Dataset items
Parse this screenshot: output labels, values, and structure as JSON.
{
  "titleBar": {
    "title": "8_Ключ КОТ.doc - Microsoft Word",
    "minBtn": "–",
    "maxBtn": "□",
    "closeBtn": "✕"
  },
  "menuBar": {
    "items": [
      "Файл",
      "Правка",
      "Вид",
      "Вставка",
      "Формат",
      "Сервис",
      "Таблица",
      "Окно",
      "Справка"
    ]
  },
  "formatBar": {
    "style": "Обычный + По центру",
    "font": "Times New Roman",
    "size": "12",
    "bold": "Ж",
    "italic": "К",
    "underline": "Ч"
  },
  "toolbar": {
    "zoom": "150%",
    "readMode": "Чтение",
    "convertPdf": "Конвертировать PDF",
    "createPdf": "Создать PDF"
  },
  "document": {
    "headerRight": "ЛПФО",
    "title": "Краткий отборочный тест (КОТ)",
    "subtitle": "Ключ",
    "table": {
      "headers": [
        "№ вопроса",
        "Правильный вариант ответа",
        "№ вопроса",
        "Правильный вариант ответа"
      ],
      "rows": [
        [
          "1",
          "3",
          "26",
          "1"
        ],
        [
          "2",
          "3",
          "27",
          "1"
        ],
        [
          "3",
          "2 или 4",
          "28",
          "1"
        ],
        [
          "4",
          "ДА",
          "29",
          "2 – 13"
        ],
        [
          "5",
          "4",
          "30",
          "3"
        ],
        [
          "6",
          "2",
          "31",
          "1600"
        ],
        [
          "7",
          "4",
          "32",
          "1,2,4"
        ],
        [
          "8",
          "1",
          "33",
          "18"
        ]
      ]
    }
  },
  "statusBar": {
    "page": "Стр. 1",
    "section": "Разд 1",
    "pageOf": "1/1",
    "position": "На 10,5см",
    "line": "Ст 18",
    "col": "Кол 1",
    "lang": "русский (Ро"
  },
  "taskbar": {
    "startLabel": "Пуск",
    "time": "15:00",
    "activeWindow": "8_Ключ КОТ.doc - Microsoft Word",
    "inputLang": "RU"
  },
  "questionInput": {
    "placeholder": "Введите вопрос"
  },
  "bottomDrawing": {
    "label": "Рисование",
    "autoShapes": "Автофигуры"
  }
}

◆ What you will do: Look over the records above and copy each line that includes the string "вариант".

◆ Response:
        "Правильный вариант ответа",
        "Правильный вариант ответа"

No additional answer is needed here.